| EXERCISE REQUIREMENTS |
Return the complete listing that follows, with each line reproduced exactly.

= Beginning of Section =

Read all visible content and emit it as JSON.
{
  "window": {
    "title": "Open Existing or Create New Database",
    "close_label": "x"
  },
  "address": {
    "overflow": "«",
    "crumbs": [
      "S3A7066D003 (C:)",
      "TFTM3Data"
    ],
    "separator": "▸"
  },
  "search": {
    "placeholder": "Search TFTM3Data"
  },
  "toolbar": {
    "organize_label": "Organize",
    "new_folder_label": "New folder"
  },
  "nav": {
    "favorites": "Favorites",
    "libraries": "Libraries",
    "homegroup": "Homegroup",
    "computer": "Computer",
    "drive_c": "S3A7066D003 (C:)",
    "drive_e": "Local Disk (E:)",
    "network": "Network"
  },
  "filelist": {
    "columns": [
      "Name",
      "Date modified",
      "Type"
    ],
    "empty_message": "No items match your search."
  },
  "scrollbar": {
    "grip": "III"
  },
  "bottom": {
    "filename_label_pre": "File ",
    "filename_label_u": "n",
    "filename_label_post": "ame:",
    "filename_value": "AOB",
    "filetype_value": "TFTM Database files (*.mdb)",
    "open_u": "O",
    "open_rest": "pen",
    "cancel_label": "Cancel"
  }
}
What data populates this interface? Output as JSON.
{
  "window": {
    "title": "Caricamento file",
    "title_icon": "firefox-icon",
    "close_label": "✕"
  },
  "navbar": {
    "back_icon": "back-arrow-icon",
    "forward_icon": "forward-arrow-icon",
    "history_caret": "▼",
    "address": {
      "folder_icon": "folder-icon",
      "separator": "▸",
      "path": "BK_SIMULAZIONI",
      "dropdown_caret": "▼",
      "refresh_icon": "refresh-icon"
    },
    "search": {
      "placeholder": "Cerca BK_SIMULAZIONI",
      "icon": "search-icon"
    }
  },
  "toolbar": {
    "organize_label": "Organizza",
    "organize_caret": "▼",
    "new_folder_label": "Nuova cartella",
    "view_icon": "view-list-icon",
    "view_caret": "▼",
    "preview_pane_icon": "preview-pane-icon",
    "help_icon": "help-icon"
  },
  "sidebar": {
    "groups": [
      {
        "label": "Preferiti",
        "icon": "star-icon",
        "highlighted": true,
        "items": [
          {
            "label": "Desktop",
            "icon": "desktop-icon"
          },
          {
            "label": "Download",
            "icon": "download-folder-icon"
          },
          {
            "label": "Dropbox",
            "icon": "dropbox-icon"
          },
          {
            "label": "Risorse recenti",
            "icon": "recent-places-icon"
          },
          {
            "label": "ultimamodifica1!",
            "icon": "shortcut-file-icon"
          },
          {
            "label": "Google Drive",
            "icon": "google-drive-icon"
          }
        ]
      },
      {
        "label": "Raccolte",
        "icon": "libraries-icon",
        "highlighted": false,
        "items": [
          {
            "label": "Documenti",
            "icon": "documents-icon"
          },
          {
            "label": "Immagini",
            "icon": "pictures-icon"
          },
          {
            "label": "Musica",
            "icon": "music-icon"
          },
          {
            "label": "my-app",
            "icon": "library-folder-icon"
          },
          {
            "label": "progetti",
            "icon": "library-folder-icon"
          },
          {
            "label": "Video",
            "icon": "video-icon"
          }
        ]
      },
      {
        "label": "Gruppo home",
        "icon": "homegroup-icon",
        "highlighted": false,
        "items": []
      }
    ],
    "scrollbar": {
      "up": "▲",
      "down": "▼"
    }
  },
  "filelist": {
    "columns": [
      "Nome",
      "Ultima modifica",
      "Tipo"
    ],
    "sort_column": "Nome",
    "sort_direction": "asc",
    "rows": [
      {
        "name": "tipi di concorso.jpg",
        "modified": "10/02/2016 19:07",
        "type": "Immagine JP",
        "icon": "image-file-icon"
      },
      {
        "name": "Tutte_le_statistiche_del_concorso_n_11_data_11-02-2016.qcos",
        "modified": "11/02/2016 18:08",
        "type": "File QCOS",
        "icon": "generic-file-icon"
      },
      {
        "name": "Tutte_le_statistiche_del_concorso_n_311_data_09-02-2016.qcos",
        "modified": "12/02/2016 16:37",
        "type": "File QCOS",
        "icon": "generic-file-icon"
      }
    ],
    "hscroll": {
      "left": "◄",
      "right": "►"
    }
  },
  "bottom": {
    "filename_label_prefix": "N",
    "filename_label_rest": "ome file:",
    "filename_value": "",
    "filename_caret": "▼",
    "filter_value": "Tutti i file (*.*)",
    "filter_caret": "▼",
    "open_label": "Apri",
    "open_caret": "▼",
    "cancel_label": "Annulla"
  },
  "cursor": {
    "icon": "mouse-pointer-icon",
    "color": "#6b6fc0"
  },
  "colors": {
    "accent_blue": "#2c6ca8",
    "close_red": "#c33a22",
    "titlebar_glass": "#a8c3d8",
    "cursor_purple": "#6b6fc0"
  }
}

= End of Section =

| ANSWER SPACE |
Read all visible content and emit it as JSON.
{
  "window": {
    "title": "Open Existing or Create New Database",
    "close_label": "x"
  },
  "address": {
    "overflow": "«",
    "crumbs": [
      "S3A7066D003 (C:)",
      "TFTM3Data"
    ],
    "separator": "▸"
  },
  "search": {
    "placeholder": "Search TFTM3Data"
  },
  "toolbar": {
    "organize_label": "Organize",
    "new_folder_label": "New folder"
  },
  "nav": {
    "favorites": "Favorites",
    "libraries": "Libraries",
    "homegroup": "Homegroup",
    "computer": "Computer",
    "drive_c": "S3A7066D003 (C:)",
    "drive_e": "Local Disk (E:)",
    "network": "Network"
  },
  "filelist": {
    "columns": [
      "Name",
      "Date modified",
      "Type"
    ],
    "empty_message": "No items match your search."
  },
  "scrollbar": {
    "grip": "III"
  },
  "bottom": {
    "filename_label_pre": "File ",
    "filename_label_u": "n",
    "filename_label_post": "ame:",
    "filename_value": "AOB",
    "filetype_value": "TFTM Database files (*.mdb)",
    "open_u": "O",
    "open_rest": "pen",
    "cancel_label": "Cancel"
  }
}
What data populates this interface? Output as JSON.
{
  "window": {
    "title": "Caricamento file",
    "title_icon": "firefox-icon",
    "close_label": "✕"
  },
  "navbar": {
    "back_icon": "back-arrow-icon",
    "forward_icon": "forward-arrow-icon",
    "history_caret": "▼",
    "address": {
      "folder_icon": "folder-icon",
      "separator": "▸",
      "path": "BK_SIMULAZIONI",
      "dropdown_caret": "▼",
      "refresh_icon": "refresh-icon"
    },
    "search": {
      "placeholder": "Cerca BK_SIMULAZIONI",
      "icon": "search-icon"
    }
  },
  "toolbar": {
    "organize_label": "Organizza",
    "organize_caret": "▼",
    "new_folder_label": "Nuova cartella",
    "view_icon": "view-list-icon",
    "view_caret": "▼",
    "preview_pane_icon": "preview-pane-icon",
    "help_icon": "help-icon"
  },
  "sidebar": {
    "groups": [
      {
        "label": "Preferiti",
        "icon": "star-icon",
        "highlighted": true,
        "items": [
          {
            "label": "Desktop",
            "icon": "desktop-icon"
          },
          {
            "label": "Download",
            "icon": "download-folder-icon"
          },
          {
            "label": "Dropbox",
            "icon": "dropbox-icon"
          },
          {
            "label": "Risorse recenti",
            "icon": "recent-places-icon"
          },
          {
            "label": "ultimamodifica1!",
            "icon": "shortcut-file-icon"
          },
          {
            "label": "Google Drive",
            "icon": "google-drive-icon"
          }
        ]
      },
      {
        "label": "Raccolte",
        "icon": "libraries-icon",
        "highlighted": false,
        "items": [
          {
            "label": "Documenti",
            "icon": "documents-icon"
          },
          {
            "label": "Immagini",
            "icon": "pictures-icon"
          },
          {
            "label": "Musica",
            "icon": "music-icon"
          },
          {
            "label": "my-app",
            "icon": "library-folder-icon"
          },
          {
            "label": "progetti",
            "icon": "library-folder-icon"
          },
          {
            "label": "Video",
            "icon": "video-icon"
          }
        ]
      },
      {
        "label": "Gruppo home",
        "icon": "homegroup-icon",
        "highlighted": false,
        "items": []
      }
    ],
    "scrollbar": {
      "up": "▲",
      "down": "▼"
    }
  },
  "filelist": {
    "columns": [
      "Nome",
      "Ultima modifica",
      "Tipo"
    ],
    "sort_column": "Nome",
    "sort_direction": "asc",
    "rows": [
      {
        "name": "tipi di concorso.jpg",
        "modified": "10/02/2016 19:07",
        "type": "Immagine JP",
        "icon": "image-file-icon"
      },
      {
        "name": "Tutte_le_statistiche_del_concorso_n_11_data_11-02-2016.qcos",
        "modified": "11/02/2016 18:08",
        "type": "File QCOS",
        "icon": "generic-file-icon"
      },
      {
        "name": "Tutte_le_statistiche_del_concorso_n_311_data_09-02-2016.qcos",
        "modified": "12/02/2016 16:37",
        "type": "File QCOS",
        "icon": "generic-file-icon"
      }
    ],
    "hscroll": {
      "left": "◄",
      "right": "►"
    }
  },
  "bottom": {
    "filename_label_prefix": "N",
    "filename_label_rest": "ome file:",
    "filename_value": "",
    "filename_caret": "▼",
    "filter_value": "Tutti i file (*.*)",
    "filter_caret": "▼",
    "open_label": "Apri",
    "open_caret": "▼",
    "cancel_label": "Annulla"
  },
  "cursor": {
    "icon": "mouse-pointer-icon",
    "color": "#6b6fc0"
  },
  "colors": {
    "accent_blue": "#2c6ca8",
    "close_red": "#c33a22",
    "titlebar_glass": "#a8c3d8",
    "cursor_purple": "#6b6fc0"
  }
}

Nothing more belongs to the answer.